The Law School Admission Test (LSAT) has long been a central component of the law school admissions process in the United States. However, in recent years, there has been a shift in the landscape of legal education, with an increasing number of law schools adopting alternative admission methods or implementing test-optional policies. This article explores the topic of pursuing law school without taking the LSAT in the US in 2023. We will delve into the reasons behind this trend, discuss the implications of alternative admission methods, and provide guidance for prospective law students seeking options beyond the LSAT.

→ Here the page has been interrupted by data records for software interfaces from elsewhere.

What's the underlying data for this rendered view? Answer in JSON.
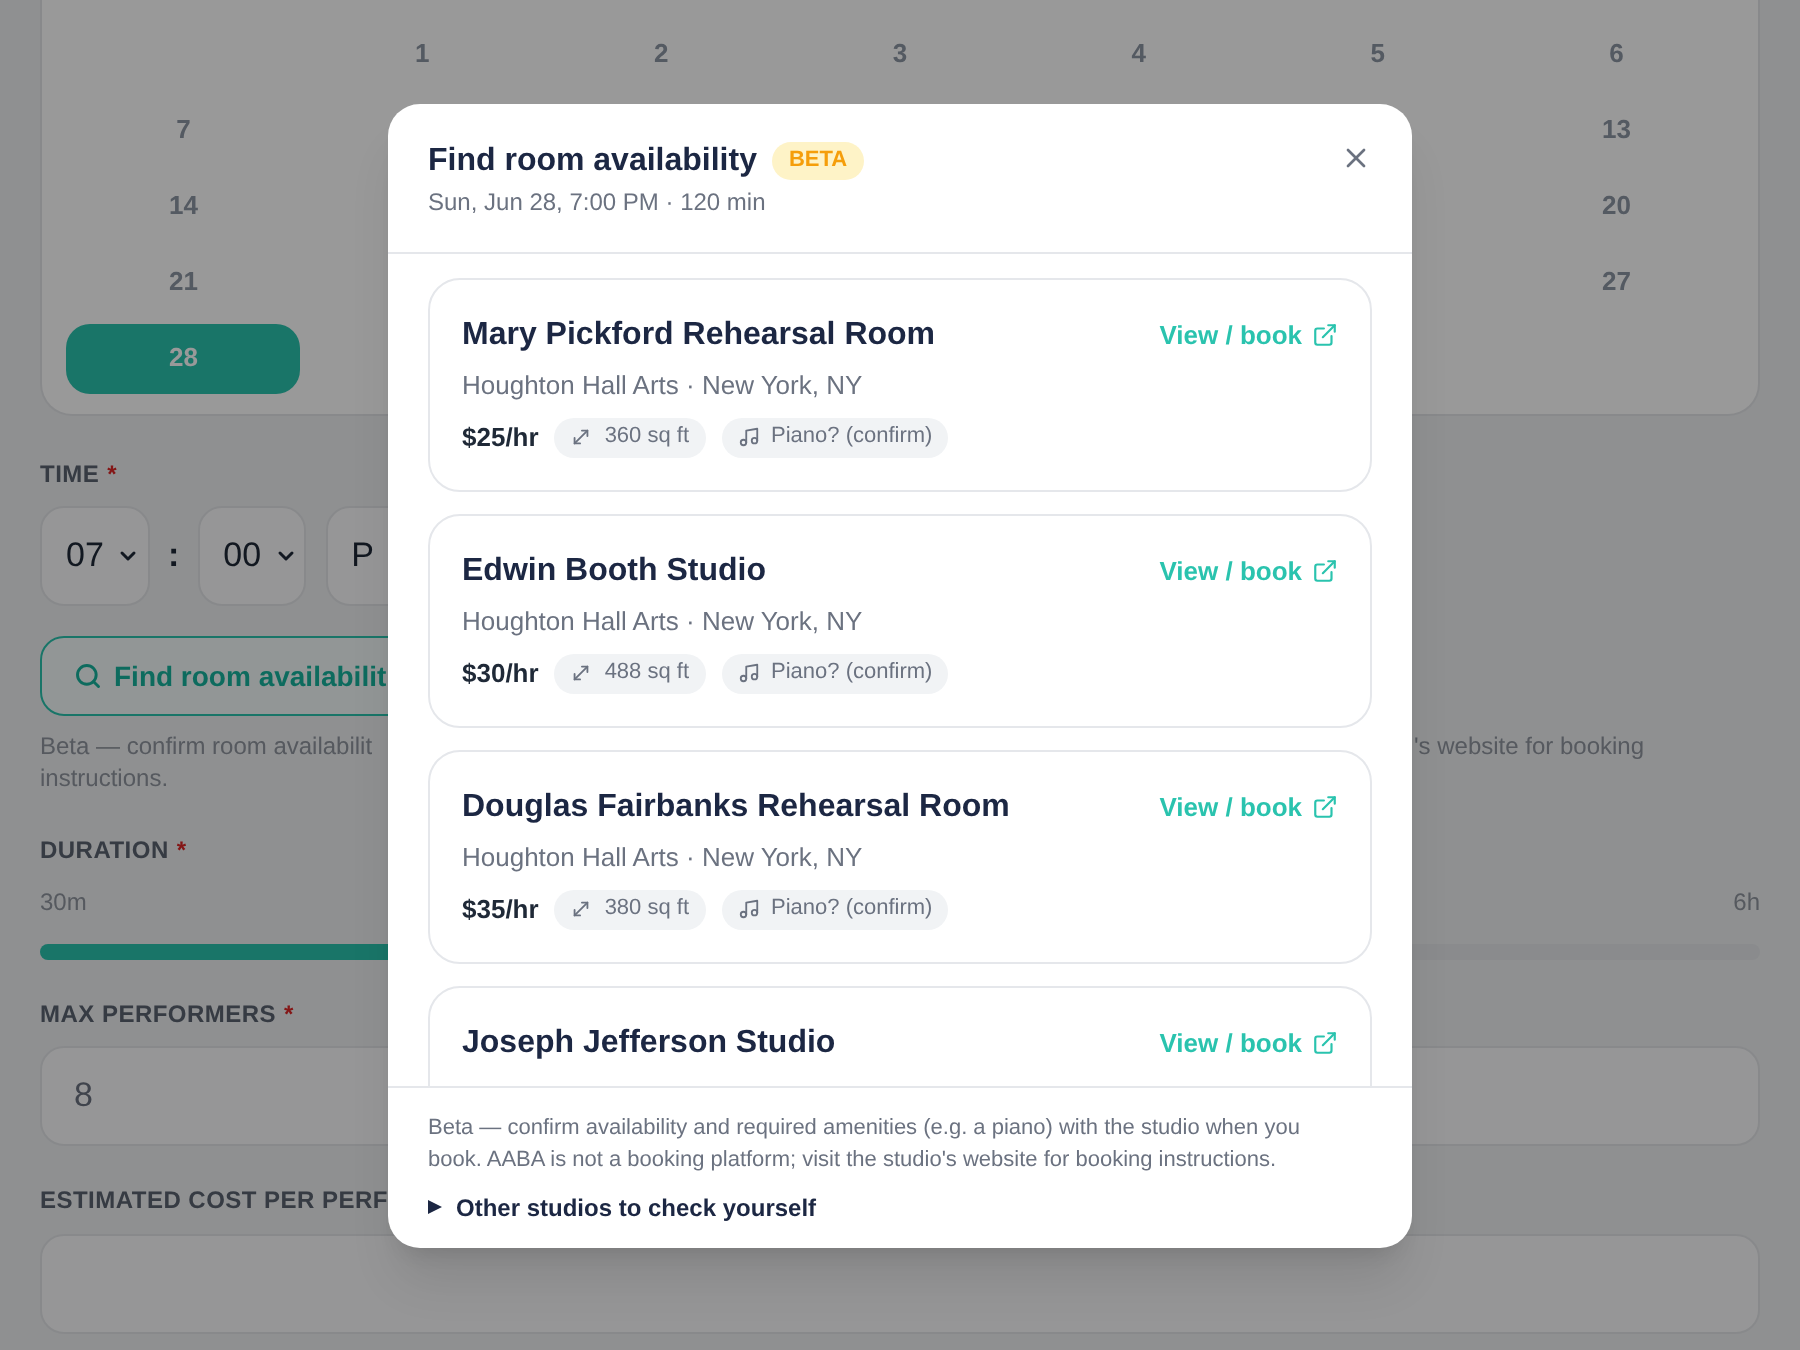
{
  "calendar": {
    "weeks": [
      {
        "right_days": [
          {
            "label": "1",
            "selected": false
          },
          {
            "label": "2",
            "selected": false
          },
          {
            "label": "3",
            "selected": false
          },
          {
            "label": "4",
            "selected": false
          },
          {
            "label": "5",
            "selected": false
          },
          {
            "label": "6",
            "selected": false
          }
        ]
      },
      {
        "left_days": [
          {
            "label": "7",
            "selected": false
          }
        ],
        "right_days": [
          {
            "label": "13",
            "selected": false
          }
        ]
      },
      {
        "left_days": [
          {
            "label": "14",
            "selected": false
          }
        ],
        "right_days": [
          {
            "label": "20",
            "selected": false
          }
        ]
      },
      {
        "left_days": [
          {
            "label": "21",
            "selected": false
          }
        ],
        "right_days": [
          {
            "label": "27",
            "selected": false
          }
        ]
      },
      {
        "left_days": [
          {
            "label": "28",
            "selected": true
          }
        ]
      }
    ]
  },
  "form": {
    "time": {
      "label": "TIME",
      "required_mark": "*",
      "hour": "07",
      "separator": ":",
      "minute": "00",
      "period": "P"
    },
    "find_button": {
      "label": "Find room availabilit"
    },
    "beta_note": {
      "left_lines": [
        "Beta — confirm room availabilit",
        "instructions."
      ],
      "right_text": "'s website for booking"
    },
    "duration": {
      "label": "DURATION",
      "required_mark": "*",
      "min_label": "30m",
      "max_label": "6h",
      "level": 0.27
    },
    "max_performers": {
      "label": "MAX PERFORMERS",
      "required_mark": "*",
      "value": "8"
    },
    "estimated_cost": {
      "label": "ESTIMATED COST PER PERF"
    }
  },
  "modal": {
    "title": "Find room availability",
    "badge": "BETA",
    "subtitle": "Sun, Jun 28, 7:00 PM · 120 min",
    "rooms": [
      {
        "name": "Mary Pickford Rehearsal Room",
        "link": "View / book",
        "venue": "Houghton Hall Arts · New York, NY",
        "price": "$25/hr",
        "size": "360 sq ft",
        "amenity": "Piano? (confirm)"
      },
      {
        "name": "Edwin Booth Studio",
        "link": "View / book",
        "venue": "Houghton Hall Arts · New York, NY",
        "price": "$30/hr",
        "size": "488 sq ft",
        "amenity": "Piano? (confirm)"
      },
      {
        "name": "Douglas Fairbanks Rehearsal Room",
        "link": "View / book",
        "venue": "Houghton Hall Arts · New York, NY",
        "price": "$35/hr",
        "size": "380 sq ft",
        "amenity": "Piano? (confirm)"
      },
      {
        "name": "Joseph Jefferson Studio",
        "link": "View / book"
      }
    ],
    "footer_note": "Beta — confirm availability and required amenities (e.g. a piano) with the studio when you book. AABA is not a booking platform; visit the studio's website for booking instructions.",
    "disclosure": {
      "label": "Other studios to check yourself",
      "expanded": false
    }
  }
}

In response to criticisms of the LSAT’s effectiveness in predicting law school success and concerns about its potential biases, many law schools have questioned the necessity of requiring the exam. Over the years, many institutions have adopted test-optional policies, allowing applicants to submit other materials instead of the LSAT. This shift aims to promote access, diversity, and inclusivity in legal education by considering a broader range of applicant attributes.
Law schools have introduced various alternatives to the LSAT or modified their admissions criteria to allow for test-optional applications. Some institutions now accept other standardized tests, such as the GRE (Graduate Record Examination) or GMAT (Graduate Management Admission Test), as a substitute for the LSAT. This change opens up opportunities for prospective law students who have already taken these exams or are considering pursuing joint-degree programs.
Additionally, certain law schools have started emphasizing undergraduate academic performance, personal statements, letters of recommendation, work experience, and other factors to evaluate applicants holistically. This approach recognizes that a candidate’s potential for success in law school goes beyond a single standardized test score.
The movement towards law school no LSAT policies has both advantages and implications. On the one hand, it offers greater access to individuals who may have excelled academically or professionally but may need to perform better on standardized tests. This approach can enhance diversity within law school cohorts, fostering a broader range of perspectives and experiences among students.
However, the absence of the LSAT also poses challenges. The LSAT has traditionally served as a standardized measure to assess critical thinking, analytical reasoning, and logical reasoning skills, which are essential in legal education. Without this metric, admissions committees must rely on other indicators of an applicant’s potential, potentially leading to increased subjectivity in the evaluation process.
For prospective law students considering a non-LSAT route, there are several important considerations. Researching law schools that offer alternative admission methods or test-optional policies is crucial. Understanding each institution’s specific requirements and criteria allows applicants to tailor their application materials accordingly.
Applicants should focus on strengthening other aspects of their application, such as their undergraduate academic performance, letters of recommendation, personal statements, and work experience. Highlighting achievements, leadership roles, and unique perspectives can help applicants stand out in a competitive pool.
Maintaining a comprehensive approach to law school applications is essential, including researching schools, visiting campuses (if possible), and seeking guidance from admissions counselors or mentors.
The US law school admissions landscape is evolving, with more institutions adopting alternative admission methods or test-optional policies that do not require the LSAT. This shift aims to provide greater access and promote diversity within legal education. Prospective law students considering a non-LSAT path should thoroughly research schools, understand alternative admission requirements, and focus on strengthening other aspects
of their application. While the LSAT has historically been a significant factor in admissions decisions, the changing landscape offers new opportunities for applicants to showcase their skills, experiences, and potential for success in law school.